“Every action you take is a vote for the type of person you wish to become.”
I have a barrage of colorful sticky notes in my office. Blue, yellow, neon green, and white litter the wall above my desk, by my computer, and hanging off the edge of my screen. Many people have sticky notes and lists around their work area to remind them what needs to be done. A few of mine are like that; however, most notes are quotes and reminders for me to remember the type of person I wish to become.
I have one note that reminds me to “Say Yes”! Below the picture, there is a handwritten caveat from me. “If it is a hell yes, it aligns with my values, makes me happy, and does not add to my overwhelm.” This caveat is written from my experience saying yes when I needed to say no.
I have quotes on communication,
quotes on finances,
quotes on my dreams and desires.
All the quotes are the votes I make daily for the type of person I wish to become.
August feels like a transition month, with many students and teachers transitioning back to school or parents looking for ways to spend the last days of summer with their children.
As students come back into the classrooms or as you work with clients, there might have been complex challenges over the summer months. They may not be able to go on vacation or have leisure activities. Maybe as a child, they spent long hours in front of the TV or on video games because their parent was not home. They may struggle to get a good meal during the day due to a lack of food in the house.

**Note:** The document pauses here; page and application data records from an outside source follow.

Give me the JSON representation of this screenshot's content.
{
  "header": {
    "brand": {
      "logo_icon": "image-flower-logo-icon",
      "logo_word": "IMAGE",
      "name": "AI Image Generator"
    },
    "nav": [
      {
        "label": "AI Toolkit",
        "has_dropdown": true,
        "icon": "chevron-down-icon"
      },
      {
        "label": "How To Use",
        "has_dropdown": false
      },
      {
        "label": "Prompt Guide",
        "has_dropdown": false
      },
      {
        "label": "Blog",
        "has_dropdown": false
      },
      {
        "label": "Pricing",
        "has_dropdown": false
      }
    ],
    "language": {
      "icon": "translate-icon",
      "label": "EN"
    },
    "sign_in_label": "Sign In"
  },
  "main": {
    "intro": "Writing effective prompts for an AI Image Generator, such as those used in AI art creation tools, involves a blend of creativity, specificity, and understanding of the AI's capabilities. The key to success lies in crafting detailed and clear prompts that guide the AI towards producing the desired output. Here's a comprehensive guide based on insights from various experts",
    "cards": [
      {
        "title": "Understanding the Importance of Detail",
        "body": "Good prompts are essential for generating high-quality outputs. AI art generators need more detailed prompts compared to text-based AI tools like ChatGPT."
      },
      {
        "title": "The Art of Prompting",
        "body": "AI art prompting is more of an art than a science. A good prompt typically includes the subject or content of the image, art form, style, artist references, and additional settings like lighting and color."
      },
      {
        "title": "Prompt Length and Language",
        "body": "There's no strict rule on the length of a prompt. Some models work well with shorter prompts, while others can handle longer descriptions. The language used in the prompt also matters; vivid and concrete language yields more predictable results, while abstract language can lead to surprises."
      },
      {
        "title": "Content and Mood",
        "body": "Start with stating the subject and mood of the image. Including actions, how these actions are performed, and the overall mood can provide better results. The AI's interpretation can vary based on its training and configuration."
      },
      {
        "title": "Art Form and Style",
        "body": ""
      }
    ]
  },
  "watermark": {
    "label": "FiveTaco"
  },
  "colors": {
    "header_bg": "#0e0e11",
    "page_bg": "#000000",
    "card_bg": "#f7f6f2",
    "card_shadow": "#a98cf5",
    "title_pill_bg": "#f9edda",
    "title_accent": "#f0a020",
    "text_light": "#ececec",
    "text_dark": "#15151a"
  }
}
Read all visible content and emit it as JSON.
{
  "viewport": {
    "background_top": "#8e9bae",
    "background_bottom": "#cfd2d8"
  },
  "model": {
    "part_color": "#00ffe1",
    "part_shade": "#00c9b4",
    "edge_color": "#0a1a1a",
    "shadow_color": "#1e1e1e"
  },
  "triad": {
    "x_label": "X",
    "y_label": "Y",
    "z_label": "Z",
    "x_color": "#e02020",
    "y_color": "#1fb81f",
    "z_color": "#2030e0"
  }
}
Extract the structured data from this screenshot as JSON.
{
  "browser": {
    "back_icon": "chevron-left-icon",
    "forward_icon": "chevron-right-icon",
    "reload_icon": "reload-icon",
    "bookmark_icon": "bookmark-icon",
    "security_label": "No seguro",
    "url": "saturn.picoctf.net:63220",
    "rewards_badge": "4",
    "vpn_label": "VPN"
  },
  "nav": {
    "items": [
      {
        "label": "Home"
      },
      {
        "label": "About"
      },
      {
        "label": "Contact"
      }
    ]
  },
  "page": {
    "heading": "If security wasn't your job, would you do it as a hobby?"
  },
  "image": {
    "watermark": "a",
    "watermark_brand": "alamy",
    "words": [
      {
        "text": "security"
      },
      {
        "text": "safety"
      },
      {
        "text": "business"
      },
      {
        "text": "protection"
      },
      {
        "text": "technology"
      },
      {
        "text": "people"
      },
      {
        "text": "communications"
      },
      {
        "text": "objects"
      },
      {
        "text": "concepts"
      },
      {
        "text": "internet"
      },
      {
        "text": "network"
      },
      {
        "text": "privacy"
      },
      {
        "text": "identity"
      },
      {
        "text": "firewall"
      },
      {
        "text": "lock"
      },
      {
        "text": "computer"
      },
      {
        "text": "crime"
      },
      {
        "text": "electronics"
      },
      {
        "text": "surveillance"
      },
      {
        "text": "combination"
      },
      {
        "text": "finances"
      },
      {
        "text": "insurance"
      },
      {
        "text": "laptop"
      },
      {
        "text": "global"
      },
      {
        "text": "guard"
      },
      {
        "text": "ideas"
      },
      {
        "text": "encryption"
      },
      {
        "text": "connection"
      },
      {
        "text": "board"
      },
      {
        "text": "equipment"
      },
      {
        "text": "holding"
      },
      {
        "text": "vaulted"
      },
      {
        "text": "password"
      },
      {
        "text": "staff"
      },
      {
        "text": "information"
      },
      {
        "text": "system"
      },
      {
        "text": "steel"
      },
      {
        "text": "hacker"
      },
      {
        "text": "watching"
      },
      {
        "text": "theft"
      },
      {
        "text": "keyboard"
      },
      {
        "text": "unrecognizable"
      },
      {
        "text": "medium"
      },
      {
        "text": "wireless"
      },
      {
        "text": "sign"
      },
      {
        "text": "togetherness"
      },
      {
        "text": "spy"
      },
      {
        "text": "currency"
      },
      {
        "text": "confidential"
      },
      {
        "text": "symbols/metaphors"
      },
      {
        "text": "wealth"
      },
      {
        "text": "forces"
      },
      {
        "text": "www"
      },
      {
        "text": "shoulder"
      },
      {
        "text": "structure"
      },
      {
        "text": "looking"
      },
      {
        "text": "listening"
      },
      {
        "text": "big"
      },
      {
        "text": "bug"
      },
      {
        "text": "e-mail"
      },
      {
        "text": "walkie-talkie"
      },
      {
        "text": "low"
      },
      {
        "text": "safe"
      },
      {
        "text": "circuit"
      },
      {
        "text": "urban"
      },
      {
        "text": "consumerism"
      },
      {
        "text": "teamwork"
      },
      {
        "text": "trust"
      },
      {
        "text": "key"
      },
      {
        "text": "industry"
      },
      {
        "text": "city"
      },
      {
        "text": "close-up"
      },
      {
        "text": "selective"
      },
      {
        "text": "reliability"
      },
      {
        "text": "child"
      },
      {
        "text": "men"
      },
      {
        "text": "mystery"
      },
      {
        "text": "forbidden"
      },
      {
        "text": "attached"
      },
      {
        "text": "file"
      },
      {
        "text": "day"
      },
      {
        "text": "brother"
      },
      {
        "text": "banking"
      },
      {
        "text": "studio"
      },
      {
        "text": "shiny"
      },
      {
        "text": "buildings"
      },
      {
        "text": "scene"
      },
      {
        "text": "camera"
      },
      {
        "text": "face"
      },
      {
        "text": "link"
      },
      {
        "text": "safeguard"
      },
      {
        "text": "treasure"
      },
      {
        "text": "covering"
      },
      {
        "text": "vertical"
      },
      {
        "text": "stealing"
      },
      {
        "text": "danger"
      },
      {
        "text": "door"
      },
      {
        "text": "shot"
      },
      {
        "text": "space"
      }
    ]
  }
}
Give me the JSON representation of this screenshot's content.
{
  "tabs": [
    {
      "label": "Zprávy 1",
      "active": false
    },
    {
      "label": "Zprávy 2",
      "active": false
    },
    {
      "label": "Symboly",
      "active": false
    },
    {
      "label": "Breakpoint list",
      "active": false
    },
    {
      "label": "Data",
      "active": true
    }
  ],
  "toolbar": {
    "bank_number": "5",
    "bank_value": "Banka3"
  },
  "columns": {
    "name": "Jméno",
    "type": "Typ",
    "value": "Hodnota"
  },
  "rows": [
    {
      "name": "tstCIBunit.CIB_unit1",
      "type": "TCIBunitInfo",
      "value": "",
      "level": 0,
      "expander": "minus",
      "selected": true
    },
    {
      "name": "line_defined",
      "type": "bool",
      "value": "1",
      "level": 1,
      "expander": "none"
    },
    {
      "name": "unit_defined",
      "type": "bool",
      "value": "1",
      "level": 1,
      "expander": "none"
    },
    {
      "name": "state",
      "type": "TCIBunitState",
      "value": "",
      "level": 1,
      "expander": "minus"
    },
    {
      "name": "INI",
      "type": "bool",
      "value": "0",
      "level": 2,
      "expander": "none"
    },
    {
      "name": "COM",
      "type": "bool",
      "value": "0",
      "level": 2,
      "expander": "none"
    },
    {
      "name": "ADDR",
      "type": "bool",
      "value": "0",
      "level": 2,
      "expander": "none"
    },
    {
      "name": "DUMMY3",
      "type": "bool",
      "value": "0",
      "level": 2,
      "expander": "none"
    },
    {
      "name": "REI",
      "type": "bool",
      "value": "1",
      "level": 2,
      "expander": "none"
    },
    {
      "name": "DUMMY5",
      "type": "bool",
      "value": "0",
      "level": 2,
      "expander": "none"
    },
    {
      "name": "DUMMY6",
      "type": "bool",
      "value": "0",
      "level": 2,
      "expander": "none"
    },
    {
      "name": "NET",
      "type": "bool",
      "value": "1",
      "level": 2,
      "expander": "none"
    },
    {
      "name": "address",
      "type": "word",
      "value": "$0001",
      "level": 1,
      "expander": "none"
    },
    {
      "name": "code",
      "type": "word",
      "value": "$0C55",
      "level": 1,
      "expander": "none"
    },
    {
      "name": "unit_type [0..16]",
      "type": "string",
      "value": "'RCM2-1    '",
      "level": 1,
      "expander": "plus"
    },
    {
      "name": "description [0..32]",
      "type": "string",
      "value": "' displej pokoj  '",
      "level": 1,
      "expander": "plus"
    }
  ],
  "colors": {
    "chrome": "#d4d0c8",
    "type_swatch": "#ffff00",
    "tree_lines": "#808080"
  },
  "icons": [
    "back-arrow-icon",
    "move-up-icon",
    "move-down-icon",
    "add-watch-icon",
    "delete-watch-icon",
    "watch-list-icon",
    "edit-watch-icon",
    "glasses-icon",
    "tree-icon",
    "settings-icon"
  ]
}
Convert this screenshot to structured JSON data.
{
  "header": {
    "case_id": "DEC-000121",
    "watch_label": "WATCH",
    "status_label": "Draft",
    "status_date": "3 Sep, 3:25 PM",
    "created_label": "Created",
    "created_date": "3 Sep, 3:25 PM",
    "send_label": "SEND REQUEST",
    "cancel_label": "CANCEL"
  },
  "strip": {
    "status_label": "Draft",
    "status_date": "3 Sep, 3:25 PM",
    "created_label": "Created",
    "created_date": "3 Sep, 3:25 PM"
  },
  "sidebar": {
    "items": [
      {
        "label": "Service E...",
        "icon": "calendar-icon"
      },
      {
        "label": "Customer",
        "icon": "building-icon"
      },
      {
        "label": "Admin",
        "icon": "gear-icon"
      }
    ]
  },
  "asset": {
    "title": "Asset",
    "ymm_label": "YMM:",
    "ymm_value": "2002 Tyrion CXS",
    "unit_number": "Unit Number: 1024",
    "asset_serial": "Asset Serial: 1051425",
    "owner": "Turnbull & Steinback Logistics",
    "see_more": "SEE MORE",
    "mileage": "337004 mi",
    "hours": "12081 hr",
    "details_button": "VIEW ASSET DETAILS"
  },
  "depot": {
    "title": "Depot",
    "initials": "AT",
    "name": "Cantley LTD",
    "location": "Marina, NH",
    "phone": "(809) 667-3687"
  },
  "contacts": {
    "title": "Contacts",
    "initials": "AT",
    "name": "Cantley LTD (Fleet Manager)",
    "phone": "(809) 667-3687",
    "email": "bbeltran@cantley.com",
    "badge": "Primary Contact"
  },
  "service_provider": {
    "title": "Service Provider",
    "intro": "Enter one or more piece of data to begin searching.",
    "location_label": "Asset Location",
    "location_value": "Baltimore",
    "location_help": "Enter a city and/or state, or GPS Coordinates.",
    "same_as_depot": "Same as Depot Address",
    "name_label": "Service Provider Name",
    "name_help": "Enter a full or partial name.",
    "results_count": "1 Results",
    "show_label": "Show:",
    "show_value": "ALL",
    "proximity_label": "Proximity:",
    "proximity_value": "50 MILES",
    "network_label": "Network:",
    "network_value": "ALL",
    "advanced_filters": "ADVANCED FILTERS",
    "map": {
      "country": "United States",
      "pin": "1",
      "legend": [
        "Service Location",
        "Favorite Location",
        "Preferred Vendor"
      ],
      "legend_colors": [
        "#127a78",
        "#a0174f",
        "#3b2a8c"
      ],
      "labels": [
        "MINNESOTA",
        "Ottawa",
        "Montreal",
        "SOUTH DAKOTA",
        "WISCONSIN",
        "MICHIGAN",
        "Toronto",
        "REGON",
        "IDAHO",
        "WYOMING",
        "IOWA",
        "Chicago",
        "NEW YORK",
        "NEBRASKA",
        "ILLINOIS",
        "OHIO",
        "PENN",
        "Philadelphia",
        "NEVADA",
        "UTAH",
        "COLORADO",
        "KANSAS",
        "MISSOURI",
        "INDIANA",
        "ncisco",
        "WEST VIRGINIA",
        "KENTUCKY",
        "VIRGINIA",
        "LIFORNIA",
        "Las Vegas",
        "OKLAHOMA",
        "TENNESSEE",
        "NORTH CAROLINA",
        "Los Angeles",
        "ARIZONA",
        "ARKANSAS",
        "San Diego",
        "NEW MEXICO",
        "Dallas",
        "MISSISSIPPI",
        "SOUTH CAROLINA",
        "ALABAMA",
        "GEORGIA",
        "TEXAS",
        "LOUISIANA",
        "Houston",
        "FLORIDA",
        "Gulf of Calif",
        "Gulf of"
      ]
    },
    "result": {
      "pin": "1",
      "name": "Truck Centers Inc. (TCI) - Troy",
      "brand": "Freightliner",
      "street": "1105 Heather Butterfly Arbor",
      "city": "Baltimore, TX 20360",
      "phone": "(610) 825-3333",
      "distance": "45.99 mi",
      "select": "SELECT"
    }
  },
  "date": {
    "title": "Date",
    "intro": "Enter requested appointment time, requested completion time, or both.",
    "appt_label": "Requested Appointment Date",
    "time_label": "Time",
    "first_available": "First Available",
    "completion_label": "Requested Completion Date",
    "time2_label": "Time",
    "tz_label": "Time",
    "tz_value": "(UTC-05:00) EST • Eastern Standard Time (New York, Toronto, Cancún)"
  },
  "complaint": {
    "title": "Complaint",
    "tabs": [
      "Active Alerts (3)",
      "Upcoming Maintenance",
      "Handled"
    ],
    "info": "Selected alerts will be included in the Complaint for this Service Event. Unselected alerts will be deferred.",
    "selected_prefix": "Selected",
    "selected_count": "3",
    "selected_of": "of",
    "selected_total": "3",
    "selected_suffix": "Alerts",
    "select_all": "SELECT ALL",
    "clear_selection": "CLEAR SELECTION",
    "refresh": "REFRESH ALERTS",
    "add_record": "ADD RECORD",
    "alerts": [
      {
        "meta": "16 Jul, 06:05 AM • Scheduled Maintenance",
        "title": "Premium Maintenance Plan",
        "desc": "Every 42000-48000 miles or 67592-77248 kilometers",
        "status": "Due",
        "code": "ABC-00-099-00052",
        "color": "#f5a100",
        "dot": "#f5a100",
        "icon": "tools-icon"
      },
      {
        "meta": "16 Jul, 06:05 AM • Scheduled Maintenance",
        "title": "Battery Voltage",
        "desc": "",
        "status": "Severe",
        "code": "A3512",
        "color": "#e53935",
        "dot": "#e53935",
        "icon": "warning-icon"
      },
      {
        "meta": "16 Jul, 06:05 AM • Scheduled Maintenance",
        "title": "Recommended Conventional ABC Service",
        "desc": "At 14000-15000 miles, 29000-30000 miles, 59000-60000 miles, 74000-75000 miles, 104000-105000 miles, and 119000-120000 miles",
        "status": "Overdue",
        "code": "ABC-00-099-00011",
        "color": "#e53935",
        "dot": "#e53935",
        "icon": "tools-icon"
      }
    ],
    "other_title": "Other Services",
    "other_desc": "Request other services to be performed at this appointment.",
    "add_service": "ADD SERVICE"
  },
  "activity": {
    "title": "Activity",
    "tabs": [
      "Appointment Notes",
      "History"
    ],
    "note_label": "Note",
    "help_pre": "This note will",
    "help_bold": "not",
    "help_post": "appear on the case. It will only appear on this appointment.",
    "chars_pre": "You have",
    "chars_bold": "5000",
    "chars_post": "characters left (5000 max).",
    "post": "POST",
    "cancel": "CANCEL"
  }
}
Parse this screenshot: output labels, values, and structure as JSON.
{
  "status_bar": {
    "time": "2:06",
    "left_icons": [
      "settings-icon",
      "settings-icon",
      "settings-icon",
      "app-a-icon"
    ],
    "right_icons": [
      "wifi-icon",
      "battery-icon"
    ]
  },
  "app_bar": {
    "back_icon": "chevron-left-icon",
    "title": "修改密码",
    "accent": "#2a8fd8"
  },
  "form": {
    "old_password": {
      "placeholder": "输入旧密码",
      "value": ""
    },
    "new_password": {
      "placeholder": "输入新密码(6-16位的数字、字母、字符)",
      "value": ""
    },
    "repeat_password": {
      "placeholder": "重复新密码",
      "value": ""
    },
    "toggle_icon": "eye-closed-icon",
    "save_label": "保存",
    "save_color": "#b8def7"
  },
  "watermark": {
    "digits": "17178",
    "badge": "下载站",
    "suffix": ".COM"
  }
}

Trauma and stress come in many different forms.
Trauma is not necessarily the actual event; it’s how your nervous system interprets it. Children interpret events very differently than adults. When a big, scary, or sad event happens, and a child doesn’t have a calm, competent adult in their lives to support them. The child comes to their own explanations about the event. The reasons for the event can be skewed through the child’s perception of body sensations and feelings. That trauma can live in the body for years.
However, you can help a child or another adult heal that trauma by being a trusted, calm, competent person through listening, holding space for emotions, and turning them towards the strengths in their lives.
It takes time, and with deep wounds, it takes professionals to support the child or adult that has experienced the trauma. It’s a community of support to help them on the path of healing.
Be a trusted adult.
There is true power in a relationship between a trusted adult and a child. It can make all the difference in a child’s outcome in life.
In Sources of Strength, trusted adults are asked to take a pledge to promise to:
- Acknowledge that reaching out for support is a strength
- Listen and react non-judgmentally
- Respond in a calm and reassuring manner
- Reflect back on the feelings, strengths, and ideas I hear when listening
- Ask how I can be helpful and respond as I am able
- Do what I can to connect to other supports if asked
- Maintain confidentiality and communication if exceptions exist
You can download the Trusted Adult Pledge to hang in the classroom or office door letting children and other adults know that you are willing to support and listen with curiosity, calm, and non-judgment. When an adult can do this simple act for a child or youth, they build the skills of resilience.
As you are entering into the next season, take a moment to consider the following questions:
- What actions are you taking that demonstrate what type of person you wish to become?
- How will you show up as a trusted adult for students or clients?
- Who is your trusted adult?